A Jefferson Davis statue in Texas was taken down today since some claimed the Confederate monument was inextricably tied to slavery. The Sons of Confederate Veterans, a Confederate statue heritage group, had sued to stop the University of Texas at Austin from removing the Jefferson Davis monument, but a judge ruled against them.
In a related report by the Inquisitr, a teen flying a Confederate flag on his truck ran over an African-American child and was then attacked by witnesses. The shooting of a Texas deputy has been linked to the Black Lives Matter movement by the sheriff’s office.
Don Carleton, executive director of the Briscoe Center for American History at UT, claims the Jefferson Davis statue was commissioned in 1933 to remind everyone of states’ rights in relation to the federal government. But some Texas students, like Jamie Nalley, believed the Confederate monument only served as a reminder of the American Civil War and slavery.
“We thought, there are those old ties to slavery and some would find it offensive,” he said.
In 1861, Jefferson Davis’ speech to the Senate explained why he believed a state had the right to secede from the Union.
“It is known to Senators who have served with me here, that I have for many years advocated, as an essential attribute of State sovereignty, the right of a State to secede from the Union… It has been a conviction of pressing necessity, it has been a belief that we are to be deprived in the Union of the rights which our fathers bequeathed to us, which has brought Mississippi into her present decision. She has heard proclaimed the theory that all men are created free and equal, and this made the basis of an attack upon her social institutions; and the sacred Declaration of Independence has been invoked to maintain the position of the equality of the races. That Declaration of Independence is to be construed by the circumstances and purposes for which it was made… They have no reference to the slave.”
Following the actions of Charleston shooter Dylann Roof, efforts to have the Jefferson Davis monument removed only intensified. The statue was defaced by the Black Lives Matter movement and the University of Texas students began pushing harder for change.
“We just believe the statue represents a history of racism and intolerance, and it has no place on this campus, which is a beacon of bringing all different kinds of people together and promoting diversity,” said Taral Patel, chief of staff for the UT Student Government.

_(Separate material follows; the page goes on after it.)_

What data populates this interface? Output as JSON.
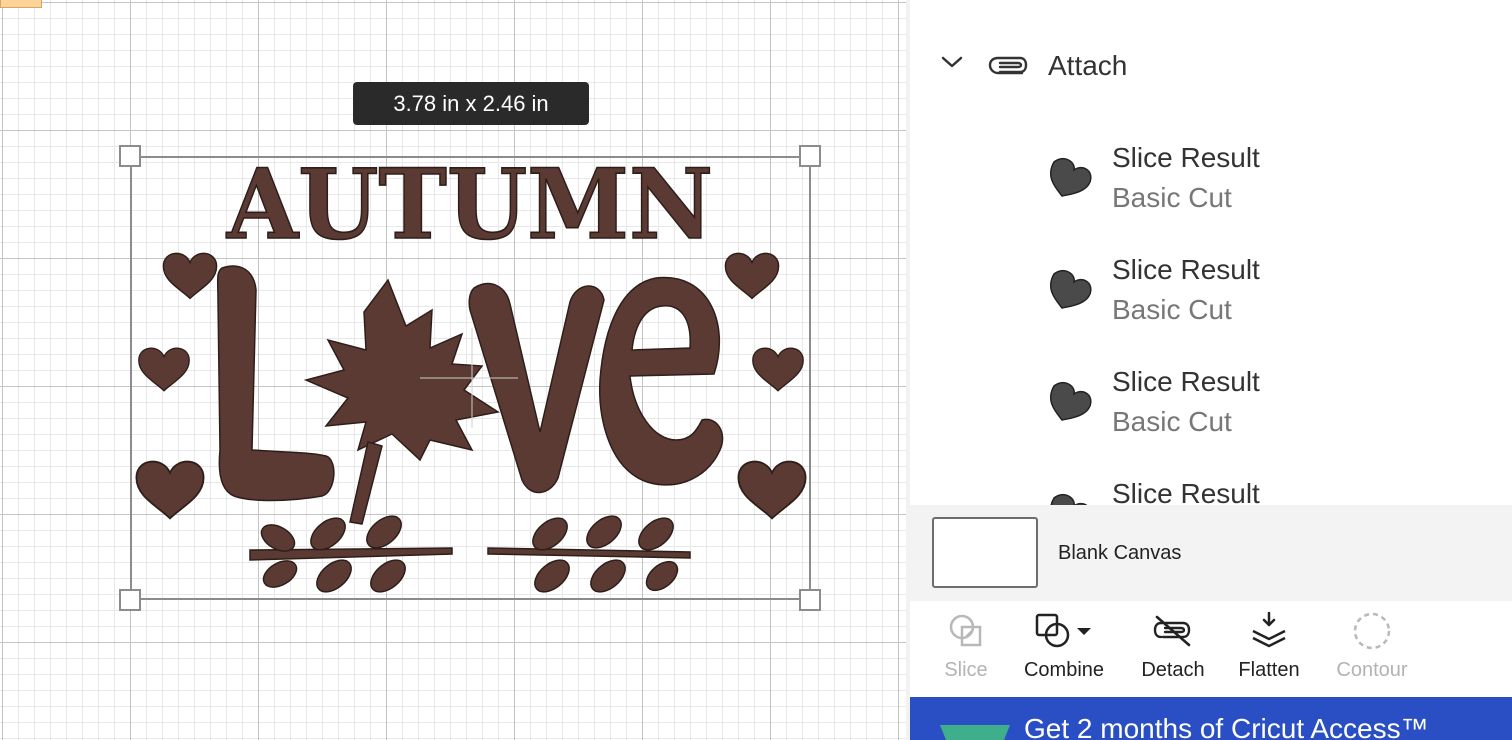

The Texas Historical Commission has recognized more than 1,000 sites which honor the memory of the Confederacy. The Sons of Confederate Veterans believes these efforts to create even more Confederate monument sites are not racist or offensive.
“I don’t think we’re trying to put up stuff just to put up stuff,” said Marshall Davis, spokesman for the Sons of Confederate Veterans in Texas. “We don’t want to impede anyone else from honoring their heroes. We would like to honor our heroes with the same consideration, tolerance, and diversity. The fact that the state of Texas joined the Confederate States of America is history. It happened. It’s not a matter of opinion.”
Eventually, the university decided to remove the Jefferson Davis statue from the college’s grounds. The Sons of Confederate Veterans sued to stop the monument’s removal, but a judge ruled against them last week.
— Bryce Seifert (@bryceseifert) August 30, 2015
According to University President Gregory Fenves, the Confederate statue will be relocated, not destroyed.
“While every historical figure leaves a mixed legacy, I believe Jefferson Davis is in a separate category, and that it is not in the university’s best interest to continue commemorating him on our Main Mall,” Fenves said, according to ABC. “Davis had few ties to Texas; he played a unique role in the history of the American South that is best explained and understood through an educational exhibit.”
According to the International Business Times, the Jefferson Davis statue will be refurbished and then installed within the Briscoe Center for American History as part of a museum exhibit. Gregory Vincent, UT’s Vice President for Diversity and Community, says putting the Confederate monument in the Briscoe Center is “far from whitewashing or erasing history.” Instead, he argues the placement puts the statue “in the proper historical context.”
[Image via The Dallas Morning News]